── RECORDS SUPPLIED ──
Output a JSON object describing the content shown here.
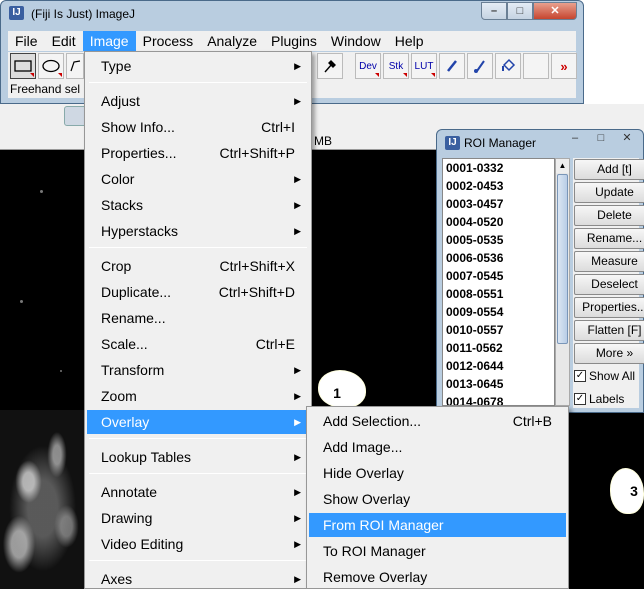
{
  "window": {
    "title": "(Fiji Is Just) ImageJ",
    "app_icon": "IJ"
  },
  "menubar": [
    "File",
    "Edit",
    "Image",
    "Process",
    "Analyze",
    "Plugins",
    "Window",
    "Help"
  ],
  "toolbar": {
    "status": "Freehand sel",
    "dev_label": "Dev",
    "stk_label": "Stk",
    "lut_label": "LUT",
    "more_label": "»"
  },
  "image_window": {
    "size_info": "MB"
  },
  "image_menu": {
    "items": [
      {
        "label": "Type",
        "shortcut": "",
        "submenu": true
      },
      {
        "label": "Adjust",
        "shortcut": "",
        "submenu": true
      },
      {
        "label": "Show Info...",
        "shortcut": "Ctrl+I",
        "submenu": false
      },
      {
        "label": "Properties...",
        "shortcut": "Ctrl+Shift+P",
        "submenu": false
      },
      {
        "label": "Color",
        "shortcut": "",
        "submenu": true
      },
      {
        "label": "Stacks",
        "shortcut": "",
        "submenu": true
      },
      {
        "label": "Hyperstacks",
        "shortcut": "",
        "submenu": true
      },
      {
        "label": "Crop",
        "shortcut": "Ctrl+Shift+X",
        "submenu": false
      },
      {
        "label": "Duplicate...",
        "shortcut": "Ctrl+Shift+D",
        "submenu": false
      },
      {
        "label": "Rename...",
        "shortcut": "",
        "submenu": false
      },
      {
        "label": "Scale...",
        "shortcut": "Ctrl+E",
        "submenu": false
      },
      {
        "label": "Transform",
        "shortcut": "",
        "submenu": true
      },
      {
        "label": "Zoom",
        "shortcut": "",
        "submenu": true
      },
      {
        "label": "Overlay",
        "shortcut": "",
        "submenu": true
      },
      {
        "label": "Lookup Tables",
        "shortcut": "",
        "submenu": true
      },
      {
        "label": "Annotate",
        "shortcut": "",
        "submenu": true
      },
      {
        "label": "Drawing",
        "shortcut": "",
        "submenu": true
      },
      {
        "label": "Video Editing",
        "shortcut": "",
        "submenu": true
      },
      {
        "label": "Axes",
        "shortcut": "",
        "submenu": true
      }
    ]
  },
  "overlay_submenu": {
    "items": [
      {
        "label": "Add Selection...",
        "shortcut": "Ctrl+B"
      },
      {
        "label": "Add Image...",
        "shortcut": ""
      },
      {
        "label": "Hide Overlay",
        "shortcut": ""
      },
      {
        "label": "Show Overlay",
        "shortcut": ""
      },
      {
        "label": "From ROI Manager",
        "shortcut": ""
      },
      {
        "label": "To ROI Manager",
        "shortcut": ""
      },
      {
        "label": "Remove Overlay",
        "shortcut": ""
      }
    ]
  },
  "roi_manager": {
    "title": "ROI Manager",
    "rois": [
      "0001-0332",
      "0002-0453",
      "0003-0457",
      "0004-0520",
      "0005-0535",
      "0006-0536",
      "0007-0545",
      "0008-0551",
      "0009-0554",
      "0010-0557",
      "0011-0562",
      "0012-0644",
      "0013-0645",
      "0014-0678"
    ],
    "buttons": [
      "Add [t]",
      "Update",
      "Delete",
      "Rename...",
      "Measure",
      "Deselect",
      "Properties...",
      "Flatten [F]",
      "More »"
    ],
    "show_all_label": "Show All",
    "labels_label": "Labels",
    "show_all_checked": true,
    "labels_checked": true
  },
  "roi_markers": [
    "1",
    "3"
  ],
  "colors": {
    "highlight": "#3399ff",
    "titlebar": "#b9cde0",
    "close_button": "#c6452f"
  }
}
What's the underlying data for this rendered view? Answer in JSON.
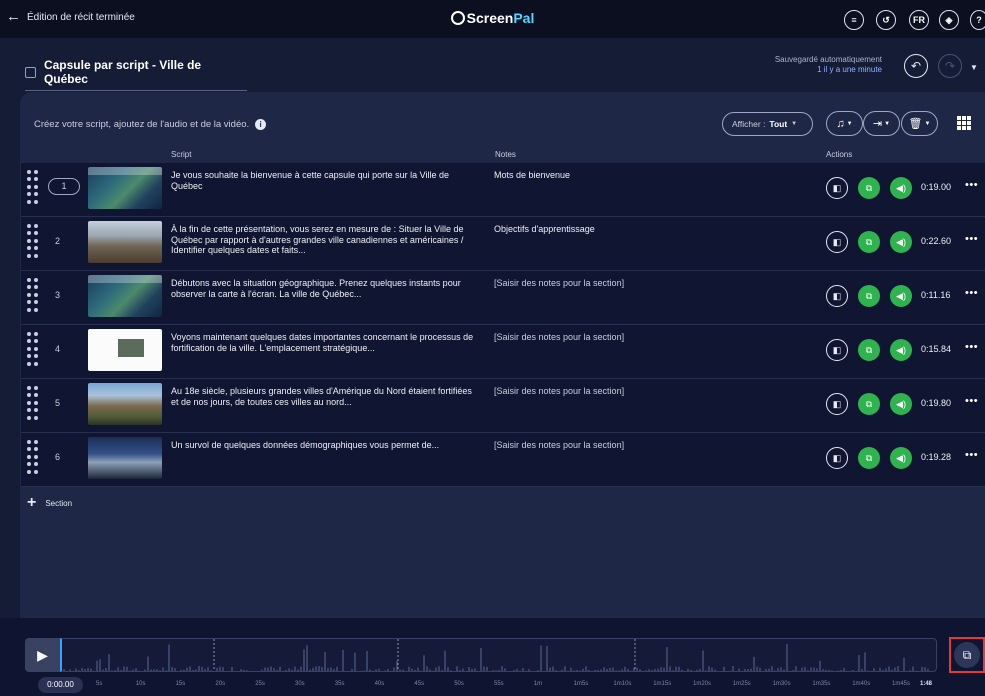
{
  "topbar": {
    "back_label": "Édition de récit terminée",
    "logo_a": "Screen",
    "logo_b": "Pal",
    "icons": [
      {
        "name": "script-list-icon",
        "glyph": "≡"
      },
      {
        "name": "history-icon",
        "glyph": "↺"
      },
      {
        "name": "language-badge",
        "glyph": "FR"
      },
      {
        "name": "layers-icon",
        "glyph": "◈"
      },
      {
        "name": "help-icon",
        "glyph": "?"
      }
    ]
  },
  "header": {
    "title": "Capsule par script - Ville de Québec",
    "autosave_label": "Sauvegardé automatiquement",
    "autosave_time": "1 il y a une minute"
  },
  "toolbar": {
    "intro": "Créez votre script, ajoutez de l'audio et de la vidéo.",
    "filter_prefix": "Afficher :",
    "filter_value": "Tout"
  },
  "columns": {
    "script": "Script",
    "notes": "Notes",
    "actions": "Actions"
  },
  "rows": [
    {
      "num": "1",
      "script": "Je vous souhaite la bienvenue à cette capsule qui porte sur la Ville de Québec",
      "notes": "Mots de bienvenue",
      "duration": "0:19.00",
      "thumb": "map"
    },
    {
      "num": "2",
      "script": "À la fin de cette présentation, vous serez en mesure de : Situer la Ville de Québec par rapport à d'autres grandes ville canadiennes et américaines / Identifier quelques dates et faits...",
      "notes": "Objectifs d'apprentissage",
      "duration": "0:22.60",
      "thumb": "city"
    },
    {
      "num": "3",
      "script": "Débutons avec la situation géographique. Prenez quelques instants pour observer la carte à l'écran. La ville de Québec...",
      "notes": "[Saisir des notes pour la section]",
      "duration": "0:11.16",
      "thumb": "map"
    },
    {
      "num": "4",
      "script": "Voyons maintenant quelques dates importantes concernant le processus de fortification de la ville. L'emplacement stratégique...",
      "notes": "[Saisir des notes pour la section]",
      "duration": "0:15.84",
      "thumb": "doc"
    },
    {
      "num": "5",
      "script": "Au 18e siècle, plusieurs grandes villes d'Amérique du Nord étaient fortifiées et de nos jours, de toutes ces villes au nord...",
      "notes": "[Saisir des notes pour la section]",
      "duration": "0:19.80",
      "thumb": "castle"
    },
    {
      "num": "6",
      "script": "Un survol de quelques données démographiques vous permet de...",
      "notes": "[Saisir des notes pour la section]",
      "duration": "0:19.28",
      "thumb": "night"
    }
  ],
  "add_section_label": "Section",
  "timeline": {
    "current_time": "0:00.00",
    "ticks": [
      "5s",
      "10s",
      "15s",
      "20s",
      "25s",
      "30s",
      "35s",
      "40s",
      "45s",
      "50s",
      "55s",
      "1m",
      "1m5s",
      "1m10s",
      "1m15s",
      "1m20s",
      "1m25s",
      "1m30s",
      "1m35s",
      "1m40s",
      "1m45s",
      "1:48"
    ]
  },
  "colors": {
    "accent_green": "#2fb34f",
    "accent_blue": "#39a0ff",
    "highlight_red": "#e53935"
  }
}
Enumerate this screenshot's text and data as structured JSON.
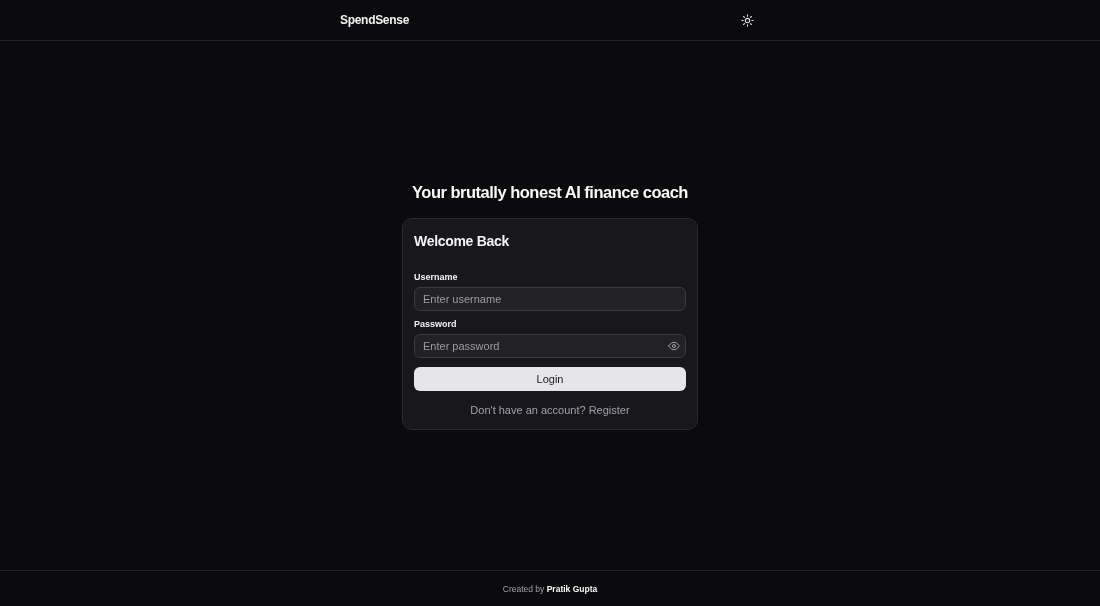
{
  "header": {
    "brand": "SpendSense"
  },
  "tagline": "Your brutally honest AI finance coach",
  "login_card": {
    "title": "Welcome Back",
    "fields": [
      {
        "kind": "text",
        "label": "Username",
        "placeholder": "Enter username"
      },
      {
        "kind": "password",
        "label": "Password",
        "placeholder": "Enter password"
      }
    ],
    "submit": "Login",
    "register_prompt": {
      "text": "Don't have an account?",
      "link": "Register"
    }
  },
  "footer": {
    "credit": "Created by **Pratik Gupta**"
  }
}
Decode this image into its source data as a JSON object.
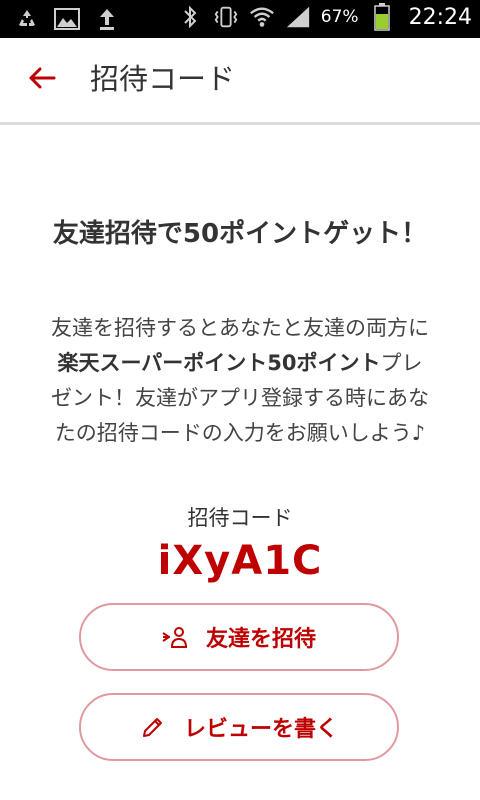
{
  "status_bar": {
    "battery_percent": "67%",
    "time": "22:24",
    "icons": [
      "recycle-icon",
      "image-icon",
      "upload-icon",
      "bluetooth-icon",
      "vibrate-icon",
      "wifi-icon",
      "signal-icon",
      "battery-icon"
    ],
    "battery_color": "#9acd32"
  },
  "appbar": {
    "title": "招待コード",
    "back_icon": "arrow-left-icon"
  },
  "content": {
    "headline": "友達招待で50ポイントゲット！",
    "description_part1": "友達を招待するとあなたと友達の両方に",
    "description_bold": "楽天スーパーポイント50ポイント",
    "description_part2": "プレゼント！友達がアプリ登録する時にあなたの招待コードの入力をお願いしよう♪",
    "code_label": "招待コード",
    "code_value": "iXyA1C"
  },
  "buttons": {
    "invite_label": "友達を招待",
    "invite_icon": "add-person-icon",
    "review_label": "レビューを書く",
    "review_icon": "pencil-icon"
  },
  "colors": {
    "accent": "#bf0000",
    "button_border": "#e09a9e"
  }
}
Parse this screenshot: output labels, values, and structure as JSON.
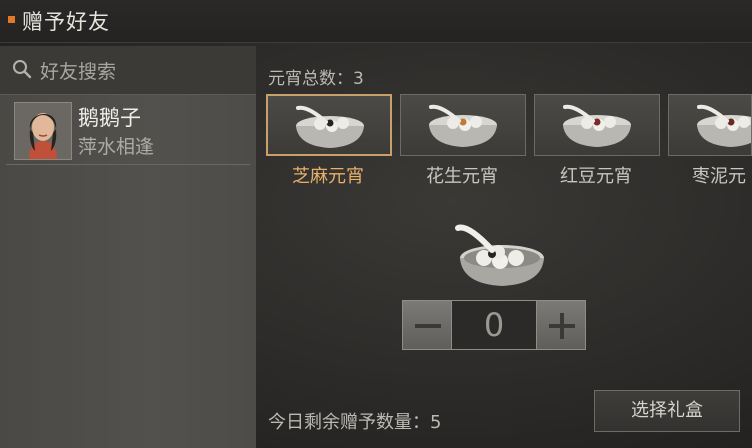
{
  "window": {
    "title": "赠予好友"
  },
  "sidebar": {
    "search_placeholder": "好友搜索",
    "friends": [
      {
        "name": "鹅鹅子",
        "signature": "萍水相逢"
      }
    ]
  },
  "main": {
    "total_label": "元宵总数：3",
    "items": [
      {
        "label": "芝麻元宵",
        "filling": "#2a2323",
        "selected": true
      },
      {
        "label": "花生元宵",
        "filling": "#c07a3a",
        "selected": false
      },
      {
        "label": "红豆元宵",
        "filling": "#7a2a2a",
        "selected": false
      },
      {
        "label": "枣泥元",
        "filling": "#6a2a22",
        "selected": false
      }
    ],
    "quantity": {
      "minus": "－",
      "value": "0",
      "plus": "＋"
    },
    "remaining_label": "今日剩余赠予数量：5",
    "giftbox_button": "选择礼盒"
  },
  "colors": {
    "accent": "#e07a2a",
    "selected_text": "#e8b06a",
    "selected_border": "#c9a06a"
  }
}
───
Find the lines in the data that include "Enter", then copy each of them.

## OUTPUT FOR THIS TASK
        "placeholder": "Enter username"
        "placeholder": "Enter password"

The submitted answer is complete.